That’s where the game comes in, and with the Robara, it is played between pilot and hawk. The hawk wants to nail the Robara, and the pilot is equally motivated to avoid the bird. In the most popular Robara vs. falcon game, the pilot scores a point for each meter the robotic bustard climbs in altitude, and a point for every second it stays, metaphorically, alive. Falconers want a low score, pilots a high one. “We’re always being asked to have more power, [told that] our pilots are no good, but they just have to get used to being killed until they get better,” says Fox. “[T]hey can get a second chance, but the animal doesn’t.”
The game between robotic bustard and hawk currently only really exists in the Middle East, but Fox is open to the idea of spreading the idea to the smaller markets in the U.K. and in North America.
More power to him. Falcon training with drones and training falcons to catch drones both present a challenge to the idea that technology and ancient, nature-linked practices are necessarily opposed to one another—and that technology always comes out ahead in the contest. Drones, instead of alienating us entirely from nature, have given us a way to directly compete against a bird that is faster than us and, in some ways, considerably more clever than us. In drones, the high-tech of robotics and the low-tech of working in concert with a wild and often unpredictable animal have, improbably, come together.

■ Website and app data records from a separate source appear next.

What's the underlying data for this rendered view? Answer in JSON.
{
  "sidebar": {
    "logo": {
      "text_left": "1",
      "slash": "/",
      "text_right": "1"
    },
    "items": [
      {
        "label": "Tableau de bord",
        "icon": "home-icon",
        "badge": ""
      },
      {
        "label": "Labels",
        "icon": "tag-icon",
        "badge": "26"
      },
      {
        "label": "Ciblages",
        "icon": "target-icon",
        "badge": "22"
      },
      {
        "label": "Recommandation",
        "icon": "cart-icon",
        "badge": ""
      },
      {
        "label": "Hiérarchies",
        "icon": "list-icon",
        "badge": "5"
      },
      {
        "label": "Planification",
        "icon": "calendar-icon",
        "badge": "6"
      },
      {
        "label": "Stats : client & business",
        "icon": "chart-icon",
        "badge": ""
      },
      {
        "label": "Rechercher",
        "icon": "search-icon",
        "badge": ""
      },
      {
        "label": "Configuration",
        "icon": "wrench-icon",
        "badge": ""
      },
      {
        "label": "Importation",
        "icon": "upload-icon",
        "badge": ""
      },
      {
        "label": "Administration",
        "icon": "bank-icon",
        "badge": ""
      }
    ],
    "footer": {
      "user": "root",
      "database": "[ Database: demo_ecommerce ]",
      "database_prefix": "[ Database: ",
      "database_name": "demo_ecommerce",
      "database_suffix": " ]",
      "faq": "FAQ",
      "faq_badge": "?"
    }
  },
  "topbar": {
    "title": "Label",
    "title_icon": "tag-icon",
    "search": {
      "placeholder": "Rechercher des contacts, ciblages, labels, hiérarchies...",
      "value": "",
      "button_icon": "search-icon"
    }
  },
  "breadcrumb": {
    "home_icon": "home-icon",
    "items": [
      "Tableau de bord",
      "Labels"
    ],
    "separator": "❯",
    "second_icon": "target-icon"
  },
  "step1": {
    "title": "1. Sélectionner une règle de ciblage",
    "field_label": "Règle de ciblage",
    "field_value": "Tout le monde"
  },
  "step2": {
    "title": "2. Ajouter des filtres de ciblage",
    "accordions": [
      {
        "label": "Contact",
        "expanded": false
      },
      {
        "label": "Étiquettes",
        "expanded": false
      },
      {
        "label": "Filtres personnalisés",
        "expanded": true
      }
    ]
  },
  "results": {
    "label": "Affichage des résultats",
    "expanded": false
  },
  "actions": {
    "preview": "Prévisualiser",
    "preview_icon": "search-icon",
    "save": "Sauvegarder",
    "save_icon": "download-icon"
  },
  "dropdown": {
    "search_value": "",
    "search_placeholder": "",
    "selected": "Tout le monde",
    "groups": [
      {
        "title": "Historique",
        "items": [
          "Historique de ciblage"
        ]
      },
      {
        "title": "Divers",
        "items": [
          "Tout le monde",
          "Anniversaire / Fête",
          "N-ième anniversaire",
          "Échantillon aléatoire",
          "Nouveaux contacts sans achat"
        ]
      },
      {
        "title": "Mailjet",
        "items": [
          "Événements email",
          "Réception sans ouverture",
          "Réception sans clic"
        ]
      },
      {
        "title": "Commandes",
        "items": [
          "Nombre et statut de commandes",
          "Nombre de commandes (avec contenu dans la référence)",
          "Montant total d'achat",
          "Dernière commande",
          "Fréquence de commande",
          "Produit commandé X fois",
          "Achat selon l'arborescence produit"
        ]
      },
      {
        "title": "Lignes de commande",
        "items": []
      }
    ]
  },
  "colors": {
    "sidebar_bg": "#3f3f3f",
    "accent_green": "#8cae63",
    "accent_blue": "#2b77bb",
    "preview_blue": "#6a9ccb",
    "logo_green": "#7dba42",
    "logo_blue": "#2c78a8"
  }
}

This article is part of a Future Tense series on the future of drones and is part of a larger project, supported by a grant from Omidyar Network and Humanity United, that includes a drone primer from New America. Future Tense is a collaboration among Arizona State University, New America, and Slate. To read more, visit the Future Tense blog and the Future Tense home page. You can also follow us on Twitter.